◆ **MATERIAL SHOWN**:

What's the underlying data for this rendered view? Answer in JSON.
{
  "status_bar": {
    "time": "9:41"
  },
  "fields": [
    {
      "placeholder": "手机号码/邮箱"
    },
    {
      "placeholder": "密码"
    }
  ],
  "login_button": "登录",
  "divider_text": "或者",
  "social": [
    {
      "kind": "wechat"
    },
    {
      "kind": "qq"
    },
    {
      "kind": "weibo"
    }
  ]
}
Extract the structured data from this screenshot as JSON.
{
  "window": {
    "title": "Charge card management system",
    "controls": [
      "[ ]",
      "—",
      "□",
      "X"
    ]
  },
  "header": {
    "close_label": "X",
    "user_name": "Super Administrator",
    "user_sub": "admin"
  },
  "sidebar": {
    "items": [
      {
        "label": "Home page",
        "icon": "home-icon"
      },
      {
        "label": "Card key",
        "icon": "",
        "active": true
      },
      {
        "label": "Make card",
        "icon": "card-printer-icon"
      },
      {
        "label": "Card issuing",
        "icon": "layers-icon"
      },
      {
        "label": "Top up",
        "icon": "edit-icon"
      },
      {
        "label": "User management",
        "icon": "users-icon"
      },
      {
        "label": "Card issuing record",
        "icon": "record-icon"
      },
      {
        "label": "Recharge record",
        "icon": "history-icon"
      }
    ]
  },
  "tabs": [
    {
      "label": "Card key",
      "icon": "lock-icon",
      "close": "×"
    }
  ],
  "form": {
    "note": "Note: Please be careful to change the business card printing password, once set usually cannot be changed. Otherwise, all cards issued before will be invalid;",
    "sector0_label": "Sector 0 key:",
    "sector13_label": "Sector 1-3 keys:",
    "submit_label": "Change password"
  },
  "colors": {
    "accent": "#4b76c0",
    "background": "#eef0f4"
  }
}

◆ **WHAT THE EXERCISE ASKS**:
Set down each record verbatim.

◆ **ANSWER BELOW**:
What's the underlying data for this rendered view? Answer in JSON.
{
  "status_bar": {
    "time": "9:41"
  },
  "fields": [
    {
      "placeholder": "手机号码/邮箱"
    },
    {
      "placeholder": "密码"
    }
  ],
  "login_button": "登录",
  "divider_text": "或者",
  "social": [
    {
      "kind": "wechat"
    },
    {
      "kind": "qq"
    },
    {
      "kind": "weibo"
    }
  ]
}
Extract the structured data from this screenshot as JSON.
{
  "window": {
    "title": "Charge card management system",
    "controls": [
      "[ ]",
      "—",
      "□",
      "X"
    ]
  },
  "header": {
    "close_label": "X",
    "user_name": "Super Administrator",
    "user_sub": "admin"
  },
  "sidebar": {
    "items": [
      {
        "label": "Home page",
        "icon": "home-icon"
      },
      {
        "label": "Card key",
        "icon": "",
        "active": true
      },
      {
        "label": "Make card",
        "icon": "card-printer-icon"
      },
      {
        "label": "Card issuing",
        "icon": "layers-icon"
      },
      {
        "label": "Top up",
        "icon": "edit-icon"
      },
      {
        "label": "User management",
        "icon": "users-icon"
      },
      {
        "label": "Card issuing record",
        "icon": "record-icon"
      },
      {
        "label": "Recharge record",
        "icon": "history-icon"
      }
    ]
  },
  "tabs": [
    {
      "label": "Card key",
      "icon": "lock-icon",
      "close": "×"
    }
  ],
  "form": {
    "note": "Note: Please be careful to change the business card printing password, once set usually cannot be changed. Otherwise, all cards issued before will be invalid;",
    "sector0_label": "Sector 0 key:",
    "sector13_label": "Sector 1-3 keys:",
    "submit_label": "Change password"
  },
  "colors": {
    "accent": "#4b76c0",
    "background": "#eef0f4"
  }
}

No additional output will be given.